UVM Extension’s “Vermont Rebates for Roll Bars Program” helps farmers to obtain a 70% rebate on the installation of roll bar kits on their tractors -offering them 99% protection from their leading cause of death and serious injury -the tractor rollover.
The program has been incredibly successful and has installed so many roll bars (over 125) that they now have a wait list of 35 farmers in Vermont, ready to install roll bars when more funding comes in for the rebates.
They have now launched an online “crowdfunding” campaign to raise $23,100 that will provide rebates for these 35 VT farm families.
People wishing to support this important cause can go towww.indiegogo.com/vtfarmer to see a 3 minute video about a farm family, make a donation, claim some fun perks available on the site.
This webinar will be held tonight, Tuesday, November 27th from 7-8 pm. Plan to join the webinar about 15 minutes before it begins.
As a new farmer, accessing the money you need to get your farm started and to keep it operating can be a big challenge. The idea of finding a grant to help fund your farm operation is an alluring proposition. However, while opportunities for grant funding do exist, as the saying goes, there is no such thing as free money. Mary Peabody, director of the UVM Ext New Farmer Project, will talk about some common grants available to farmers, the benefits and drawbacks of pursuing grant funding for your farm, and how to think strategically about using conventional and alternative financing to support your operation through the start-up phase. Where are the Grants? Funding Strategies for the New Farm with Mary Peabody, Community Resources & Economic Development Specialist, UVM Extension.
Visit www.uvm.edu/newfarmer/?Page=webinars/upcoming_webinars.php&SM=webinars/sub-menu.html and click on the webinar title to join.
On the last Tuesday of each month, at 7 pm, the UVM Extension New Farmer Project offers an online webinar on topics of interest to new farmers. You can find the latest listing of upcoming webinars at www.uvm.edu/newfarmer/?Page=webinars/upcoming_webinars.php&SM=webinars/sub-menu.html
Champlain Orchards is hiring a delivery truck driver, starting immediately. Truck drivers are critical to our business of delivering our apples and apple products to stores, supermarkets, food coops, schools, etc., throughout Vermont.
Drivers MUST have CDL license, excellent driving record, and ability to interact respectfully and thoughtfully with all customers and other drivers. Drivers must be physically fit and able to lift 40+ pounds comfortably.
Hopefully you’d also enjoy apples!
To apply, contact Bill at 802-897-2777 or firstname.lastname@example.org
On November 10th RAFFL hosted a workshop on leasing land to farmers as part of its first step in a new
partnership with Land for Good to help provide farmers and landowners in the Rutland region with
the technical assistance and resources critical to help more farmers find land. The workshop was for
landowners interested in leasing land to farmers and had a fantastic line up of specialists from Land for
Good, UVM extension, and the Vermont Land Trust.
I attended this workshop as a RAFFL staff member and walked away with some key insights and tools

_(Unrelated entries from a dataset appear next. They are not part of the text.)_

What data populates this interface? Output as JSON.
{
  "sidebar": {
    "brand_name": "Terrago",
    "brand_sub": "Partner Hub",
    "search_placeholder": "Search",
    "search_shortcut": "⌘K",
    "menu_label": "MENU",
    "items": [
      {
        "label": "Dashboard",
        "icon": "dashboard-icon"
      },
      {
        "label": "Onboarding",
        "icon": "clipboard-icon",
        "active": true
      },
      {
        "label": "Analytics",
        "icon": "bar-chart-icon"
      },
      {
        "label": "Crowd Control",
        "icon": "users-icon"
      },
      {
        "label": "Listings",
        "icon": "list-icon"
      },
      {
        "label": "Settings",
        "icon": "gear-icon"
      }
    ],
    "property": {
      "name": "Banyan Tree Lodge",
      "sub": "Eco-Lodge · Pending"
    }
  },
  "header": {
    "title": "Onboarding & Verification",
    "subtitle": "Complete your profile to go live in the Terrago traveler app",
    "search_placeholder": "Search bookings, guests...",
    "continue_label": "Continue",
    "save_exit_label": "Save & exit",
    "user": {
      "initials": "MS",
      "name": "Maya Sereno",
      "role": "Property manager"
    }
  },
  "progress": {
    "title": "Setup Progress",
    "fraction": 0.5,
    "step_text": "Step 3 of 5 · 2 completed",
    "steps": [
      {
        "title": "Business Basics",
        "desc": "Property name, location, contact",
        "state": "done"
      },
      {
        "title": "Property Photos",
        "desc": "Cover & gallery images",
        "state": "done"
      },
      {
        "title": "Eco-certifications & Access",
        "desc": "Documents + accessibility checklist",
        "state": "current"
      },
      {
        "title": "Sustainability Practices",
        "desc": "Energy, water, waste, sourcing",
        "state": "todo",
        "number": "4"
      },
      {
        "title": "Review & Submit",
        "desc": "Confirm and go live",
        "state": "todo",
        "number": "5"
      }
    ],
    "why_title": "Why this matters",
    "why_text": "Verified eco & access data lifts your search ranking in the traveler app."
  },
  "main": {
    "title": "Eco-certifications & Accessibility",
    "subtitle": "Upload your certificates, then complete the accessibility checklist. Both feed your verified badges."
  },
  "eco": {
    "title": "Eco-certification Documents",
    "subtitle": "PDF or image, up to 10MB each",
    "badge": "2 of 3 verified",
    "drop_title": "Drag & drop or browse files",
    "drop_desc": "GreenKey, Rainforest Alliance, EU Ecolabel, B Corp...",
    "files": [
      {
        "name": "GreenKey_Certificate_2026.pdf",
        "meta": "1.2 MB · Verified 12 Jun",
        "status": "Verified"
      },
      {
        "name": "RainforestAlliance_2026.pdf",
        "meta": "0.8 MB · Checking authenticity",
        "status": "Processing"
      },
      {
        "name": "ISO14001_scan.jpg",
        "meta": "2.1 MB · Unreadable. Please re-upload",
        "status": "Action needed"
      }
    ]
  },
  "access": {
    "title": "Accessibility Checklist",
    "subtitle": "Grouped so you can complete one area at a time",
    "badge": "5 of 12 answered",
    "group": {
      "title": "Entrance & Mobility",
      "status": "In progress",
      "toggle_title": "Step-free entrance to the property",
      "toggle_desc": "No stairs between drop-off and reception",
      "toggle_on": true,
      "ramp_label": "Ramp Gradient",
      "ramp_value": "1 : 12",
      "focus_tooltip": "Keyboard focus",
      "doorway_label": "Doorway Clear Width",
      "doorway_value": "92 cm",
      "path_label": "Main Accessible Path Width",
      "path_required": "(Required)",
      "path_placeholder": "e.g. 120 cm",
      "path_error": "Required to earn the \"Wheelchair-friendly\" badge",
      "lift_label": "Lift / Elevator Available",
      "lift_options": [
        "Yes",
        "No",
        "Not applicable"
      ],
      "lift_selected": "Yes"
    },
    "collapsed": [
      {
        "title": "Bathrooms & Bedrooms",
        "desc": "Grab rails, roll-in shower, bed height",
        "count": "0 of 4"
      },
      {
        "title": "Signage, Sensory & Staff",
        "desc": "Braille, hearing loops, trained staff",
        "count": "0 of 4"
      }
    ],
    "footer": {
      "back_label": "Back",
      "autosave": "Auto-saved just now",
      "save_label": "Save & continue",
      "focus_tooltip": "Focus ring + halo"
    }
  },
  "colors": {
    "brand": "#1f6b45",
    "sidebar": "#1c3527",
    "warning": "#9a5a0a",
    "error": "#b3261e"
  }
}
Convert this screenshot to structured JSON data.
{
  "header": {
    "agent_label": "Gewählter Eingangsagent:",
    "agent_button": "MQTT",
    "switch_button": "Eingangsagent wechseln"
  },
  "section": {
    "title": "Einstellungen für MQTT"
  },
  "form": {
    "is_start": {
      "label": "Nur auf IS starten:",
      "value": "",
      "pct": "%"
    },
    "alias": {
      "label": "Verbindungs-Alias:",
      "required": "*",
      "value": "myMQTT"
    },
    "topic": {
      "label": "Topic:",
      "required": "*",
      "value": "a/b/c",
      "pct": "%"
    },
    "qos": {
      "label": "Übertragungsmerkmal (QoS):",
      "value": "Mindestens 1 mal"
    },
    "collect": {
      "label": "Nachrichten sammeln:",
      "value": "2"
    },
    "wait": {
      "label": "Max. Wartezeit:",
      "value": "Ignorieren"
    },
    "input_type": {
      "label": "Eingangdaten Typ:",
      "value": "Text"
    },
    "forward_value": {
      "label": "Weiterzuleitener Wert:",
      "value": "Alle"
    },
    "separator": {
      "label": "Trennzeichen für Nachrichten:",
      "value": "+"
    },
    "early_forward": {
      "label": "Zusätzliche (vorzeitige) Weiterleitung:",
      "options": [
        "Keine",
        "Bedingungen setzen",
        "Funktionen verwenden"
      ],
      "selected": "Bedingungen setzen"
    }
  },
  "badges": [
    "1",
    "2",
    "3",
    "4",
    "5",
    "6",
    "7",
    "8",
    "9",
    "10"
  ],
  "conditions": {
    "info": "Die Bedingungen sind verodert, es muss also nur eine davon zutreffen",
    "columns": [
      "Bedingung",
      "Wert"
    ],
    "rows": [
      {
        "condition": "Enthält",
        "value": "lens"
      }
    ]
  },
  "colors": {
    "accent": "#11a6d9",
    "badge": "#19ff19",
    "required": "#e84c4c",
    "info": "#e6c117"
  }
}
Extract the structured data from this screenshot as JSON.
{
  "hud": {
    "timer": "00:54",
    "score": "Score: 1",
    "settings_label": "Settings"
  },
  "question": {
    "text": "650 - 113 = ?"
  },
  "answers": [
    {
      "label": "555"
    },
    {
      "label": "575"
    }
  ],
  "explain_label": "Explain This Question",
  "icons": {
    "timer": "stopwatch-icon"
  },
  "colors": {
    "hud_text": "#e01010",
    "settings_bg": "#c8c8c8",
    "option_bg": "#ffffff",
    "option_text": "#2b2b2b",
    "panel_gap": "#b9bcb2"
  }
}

that are worth spreading the word about. Here are the top three take a ways for you.
#1- The most important thing you can do is create a lease with the person you are going to be leasing
land to no matter how well you already know them or how little the amount of land is. The process of
creating a lease will help the land owner and the farmer match their expectations and help iron out any
potential problems that might come up in the future, not to mention preserve a good relationship if
there ever is a problem.
#2- The farmer and land owner should take some time to come up with their own set of goals and
expectations for what this partnership will look like. It is dangerous to assume that both parties have the
same goals or vision of what it will mean to farm a piece of land. The land owner might not themselves
be a farmer and their idea of what it means to have a farm on their land might not be entirely realistic or
the same as the farmer.
#3- Build a Relationship! The farmer and land owner need to build a good working relationship and
make sure to communicate throughout the leasing term so that everyone feels in the picture about
what is happening on the land and everyone stays happy!
If you are interested in learning more about leasing land to a farmer Land for Good just released a
new handbook “A Landowner’s Guide to Leasing Land for Farming” which you can find here: http://
RAFFL is committed to continuing to work in conjunction with Land for Good to help farmers find
land, if you are a land owner or farmer please contact us with any questions you might have at
email@example.com or call 417-1528 and keep an eye out for more upcoming workshops!
The Farm Viability Program has worked with 400 farmers and ag-related businesses to increase profits, improve farm management, develop new, value-added products, and plan for farm transfers. Farmers are matched with consultants to provide individualized business assistance.
A farmer who recently completed the program stated that “the program has already changed my whole farm plan and has made me way more organized in ways I never thought possible. I now have a great insight into the future of my farm and my potential income, expenses, and overall production plan, not only this year, but in years to come!”
More information can be found online at www.vhcb.org/viability or by calling 802-828-3370.
Upcoming deadline for applications is November 30th.